ERIC Number: ED097608
Record Type: RIE
Publication Date: 1974
Reference Count: 0
Effects of Television Viewing in an Experimental Aggression Paradigm.
Anchor, Kenneth N.
This investigation used a convergent measures design to explore the relationship of television viewing habits and preferences to experimentally emitted aggressive behavior. The catharsis argument posits that watching programs high in aggressive content provides a socially adaptive outlet for involvement with aggression. Groups of college and noncollege educated psychiatric patients and college educated normals were compared according to their television habits and their response to the dependent measure. The dependent measure used a modified Prisoner's Dilemma Game in which S was given 10 "zap" options which, if exercised, enabled S to (maladaptively) aggress against another at a cost to himself. Results lent only mixed support to the catharsis argument.
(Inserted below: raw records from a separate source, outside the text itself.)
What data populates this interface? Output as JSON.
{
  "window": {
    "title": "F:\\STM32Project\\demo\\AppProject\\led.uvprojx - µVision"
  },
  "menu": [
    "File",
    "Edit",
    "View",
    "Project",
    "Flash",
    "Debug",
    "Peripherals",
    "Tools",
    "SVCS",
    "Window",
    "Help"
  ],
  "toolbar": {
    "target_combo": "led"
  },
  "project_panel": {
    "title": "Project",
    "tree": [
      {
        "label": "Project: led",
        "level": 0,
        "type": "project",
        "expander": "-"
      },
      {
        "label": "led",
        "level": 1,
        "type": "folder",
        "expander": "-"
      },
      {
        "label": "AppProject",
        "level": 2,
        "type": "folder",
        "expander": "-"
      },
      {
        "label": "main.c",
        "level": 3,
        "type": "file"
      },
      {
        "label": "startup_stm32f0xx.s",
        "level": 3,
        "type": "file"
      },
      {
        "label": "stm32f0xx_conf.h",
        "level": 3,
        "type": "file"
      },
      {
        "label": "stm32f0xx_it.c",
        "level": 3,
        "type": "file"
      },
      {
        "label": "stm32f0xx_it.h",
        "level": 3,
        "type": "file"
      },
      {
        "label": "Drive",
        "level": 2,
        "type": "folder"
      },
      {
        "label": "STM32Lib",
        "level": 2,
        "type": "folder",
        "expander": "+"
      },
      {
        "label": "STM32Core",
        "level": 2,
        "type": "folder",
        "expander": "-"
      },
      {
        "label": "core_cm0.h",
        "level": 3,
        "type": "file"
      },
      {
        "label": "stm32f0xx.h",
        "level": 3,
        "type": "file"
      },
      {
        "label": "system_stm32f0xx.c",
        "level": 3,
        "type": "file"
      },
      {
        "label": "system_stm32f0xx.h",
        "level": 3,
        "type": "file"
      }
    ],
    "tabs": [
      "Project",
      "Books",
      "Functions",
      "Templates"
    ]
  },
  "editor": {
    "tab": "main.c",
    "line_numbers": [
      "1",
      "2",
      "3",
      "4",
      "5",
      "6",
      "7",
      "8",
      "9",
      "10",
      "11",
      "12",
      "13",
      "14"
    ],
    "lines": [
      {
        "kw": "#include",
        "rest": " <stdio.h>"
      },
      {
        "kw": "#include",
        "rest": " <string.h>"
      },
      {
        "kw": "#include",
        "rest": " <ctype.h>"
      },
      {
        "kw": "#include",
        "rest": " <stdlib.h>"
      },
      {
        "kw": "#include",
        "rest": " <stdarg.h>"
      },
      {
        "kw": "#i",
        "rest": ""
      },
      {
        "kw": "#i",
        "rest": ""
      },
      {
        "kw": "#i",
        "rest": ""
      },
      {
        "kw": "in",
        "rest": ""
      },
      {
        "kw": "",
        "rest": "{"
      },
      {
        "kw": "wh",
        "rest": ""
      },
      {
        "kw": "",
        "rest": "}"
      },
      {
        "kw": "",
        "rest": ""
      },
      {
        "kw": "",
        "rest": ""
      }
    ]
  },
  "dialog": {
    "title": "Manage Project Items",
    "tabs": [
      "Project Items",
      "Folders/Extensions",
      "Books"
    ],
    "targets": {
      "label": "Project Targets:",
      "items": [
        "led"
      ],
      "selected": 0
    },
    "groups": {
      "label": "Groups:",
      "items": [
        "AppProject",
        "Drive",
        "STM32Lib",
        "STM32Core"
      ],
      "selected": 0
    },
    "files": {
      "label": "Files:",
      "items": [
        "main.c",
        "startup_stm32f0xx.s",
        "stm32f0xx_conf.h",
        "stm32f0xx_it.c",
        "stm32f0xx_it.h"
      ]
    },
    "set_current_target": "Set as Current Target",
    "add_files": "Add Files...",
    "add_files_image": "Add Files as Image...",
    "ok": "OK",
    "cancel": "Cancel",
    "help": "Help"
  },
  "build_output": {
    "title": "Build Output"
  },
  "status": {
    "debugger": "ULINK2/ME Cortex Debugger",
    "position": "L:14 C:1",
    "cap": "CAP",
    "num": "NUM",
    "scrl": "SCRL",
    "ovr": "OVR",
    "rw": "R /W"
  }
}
Findings suggested that as a predictor and determinant of subsequent behavior, television preferences must be considered along with situational and personality variables. (Author)
Publication Type: Speeches/Meeting Papers
Education Level: N/A
Authoring Institution: N/A
Note: Paper presented at the Annual Meeting of the Midwest Psychological Association (Chicago, Illinois, May 1974)